If you get bored of reading work-related books and articles, and you equally struggle to find the time to explore other subjects, here are 6 reads you’ll enjoy and impact the way you teach:
1. Made to Stick (2007) is written by two brothers, Chip & Dan Heath. For me, it raised the question of whether universities teach Arabic divorced from a more academic-like knowledge. Often times, we focus on teaching the language and we hardly find (the right) time to introduce concepts that are intrinsic to Arabic: diglossia, language ideology, or cultural beliefs. The authors state that “curiosity happens when we feel a gap in our knowledge”; this seems like an opportunity to identify all those gaps that we aren’t taking advantage of to enrich the Arabic curriculum and our daily practice. The book is not exclusively aimed at teachers, so if you only want a summary-like version, download Teaching That Sticks. You would be missing a great book, though.
2. Psychology in the Classroom: A Teacher’s Guide to What Works (2018). This is a state-of-the-art reference that dives into the intricacies of the human mind and behavior as they relate to learning and what makes teaching effective, or less effective. There’s a chapter on how to promote independent learning, which is central to language education. According to the authors, we should allow students to generate their own ideas as an efficient and memorable form of learning new concepts. In the teaching of Arabic, this has major implications in the way grammar is learned, for example, because often times we rely on the textbook and the teacher’s explanations as the primary source of input. But is this the most effective way? In my next post, I’ll share how I ‘explained’ grammatical concepts this semester, with pictures included. (Subscribe to my Newsletter if you haven’t yet!)
3. The 12 Week Year: Get More Done in 12 Weeks than Others Do in 12 Months (2013). If you procrastinate like I do, and you get distracted easily, this is THE organizational tool to put some scheduling order in your life and start accomplishing your goals. The book is designed on the premise that “if you are not in control of your time, you are not in control of your results”. The 12 Week Year won’t help you eliminate preparation, teaching and grading hours, but it will force you to intentionally block chunks of time, to periodically work on projects that matter to your personal life and your professional advancement. The method works, because I’m a recurrent sinner.
4. Ego is the Enemy (2016). I’m in love with this book. It helps neutralizing the ego, so we can keep listening and learning; two essential skills if we want to master our craft. For teachers, this implies moving away of our comfort zone to reflect on the way in which we teach. It means doubting ourselves to reconsider the alternatives, realistically. Neutralizing the ego also means staying true to yourself and what matters most to you; by not getting distracted with other people’s achievements (so pervasive in our field) and by knowing when to say no (does it ring a bell?). I also like this book because it pushes you to be in the learners’ shoes; especially if you continue developing yourself as a teacher. By becoming a student again, you empathize with your students more deeply and you become an equal to them in the learning process.

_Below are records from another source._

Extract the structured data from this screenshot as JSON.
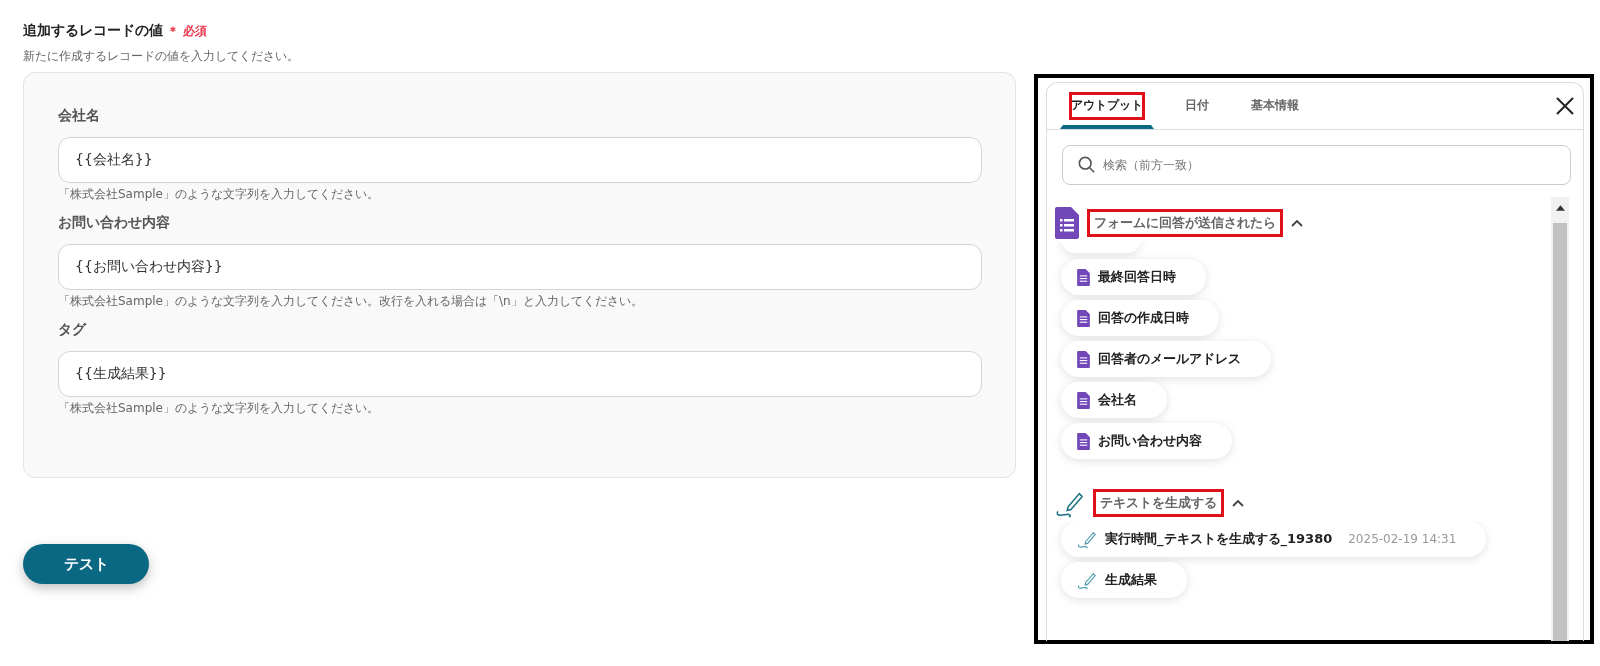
{
  "form": {
    "title": "追加するレコードの値",
    "required": "＊ 必須",
    "description": "新たに作成するレコードの値を入力してください。",
    "fields": [
      {
        "label": "会社名",
        "value": "{{会社名}}",
        "hint": "「株式会社Sample」のような文字列を入力してください。"
      },
      {
        "label": "お問い合わせ内容",
        "value": "{{お問い合わせ内容}}",
        "hint": "「株式会社Sample」のような文字列を入力してください。改行を入れる場合は「\\n」と入力してください。"
      },
      {
        "label": "タグ",
        "value": "{{生成結果}}",
        "hint": "「株式会社Sample」のような文字列を入力してください。"
      }
    ],
    "button": "テスト"
  },
  "panel": {
    "tabs": [
      {
        "label": "アウトプット",
        "selected": true,
        "highlighted": true
      },
      {
        "label": "日付",
        "selected": false,
        "highlighted": false
      },
      {
        "label": "基本情報",
        "selected": false,
        "highlighted": false
      }
    ],
    "search": {
      "placeholder": "検索（前方一致）"
    },
    "groups": [
      {
        "kind": "form",
        "title": "フォームに回答が送信されたら",
        "expanded": true,
        "highlighted": true,
        "items": [
          {
            "label": "最終回答日時"
          },
          {
            "label": "回答の作成日時"
          },
          {
            "label": "回答者のメールアドレス"
          },
          {
            "label": "会社名"
          },
          {
            "label": "お問い合わせ内容"
          }
        ]
      },
      {
        "kind": "ai",
        "title": "テキストを生成する",
        "expanded": true,
        "highlighted": true,
        "items": [
          {
            "label": "実行時間_テキストを生成する_19380",
            "meta": "2025-02-19 14:31"
          },
          {
            "label": "生成結果"
          }
        ]
      }
    ]
  }
}
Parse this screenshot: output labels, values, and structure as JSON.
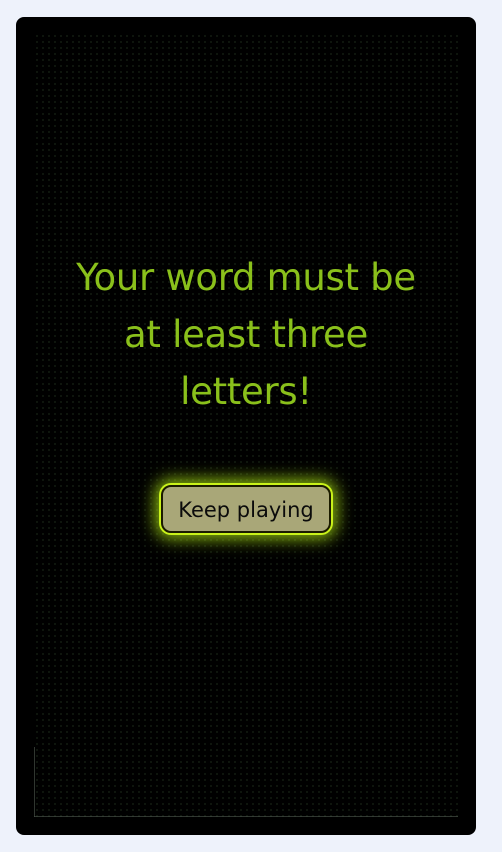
{
  "message": {
    "text": "Your word must be at least three letters!"
  },
  "button": {
    "label": "Keep playing"
  },
  "colors": {
    "background": "#000000",
    "text_accent": "#8ac01b",
    "button_fill": "#a9a778",
    "button_glow": "#c9f21a",
    "page_bg": "#eef2fb"
  }
}
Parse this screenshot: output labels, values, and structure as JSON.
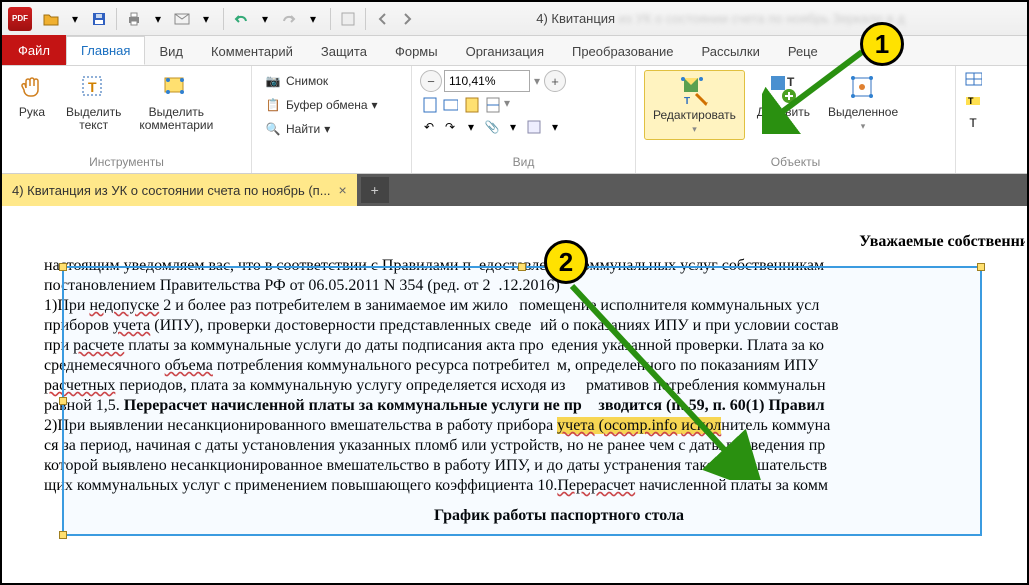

5. The Power of Moments (2017), also by the Heath brothers. A beautiful book that will enrich your life at the personal and professional levels, if you only apply a few tips. When it comes to teaching, the authors believe that classes are “mostly forgettable and occasionally remarkable”. Is this how Arabic classes look like? Creating memorable moments, or ‘peak moments’ as the authors say, isn’t easy; it requires deliberate planning and, definitely, time and creativity on the part of teachers. But the impact is long-lasting. In the Arabic classroom, we can engage students in scavenger hunts (inside a library or a museum), take them for breakfast on a Friday morning, or put together a fashion show to explore clothing in different Arab regions. These are definitely fun and pertinent learning experiences, but the real challenge is building mini-peak moments for every single class.
6. The Third Teacher: 79 Ways You can Use Design to Transform Teaching & Learning (2010). It looks like a coffee table book with attractive visuals. But it’s a book full of powerful ideas that can either energize you or break your heart; depending on the state of your current workplace. The authors are experts in furniture design and architecture, and so they layout how classrooms and buildings should look like in an optimal educational system that is in harmony with the environment. The book is also full of interviews with experts in various disciplines that relate in one way or another to education. What’s most inspiring: The authors invited students to share their perspective through questions like “If you could design your ideal learning environment, what would it look like? How would it feel? What does the school of the future look like?”. Which automatically makes me think: How often we consult with our students before designing our Arabic textbooks?
I’d really love to know what was your favorite book in 2018.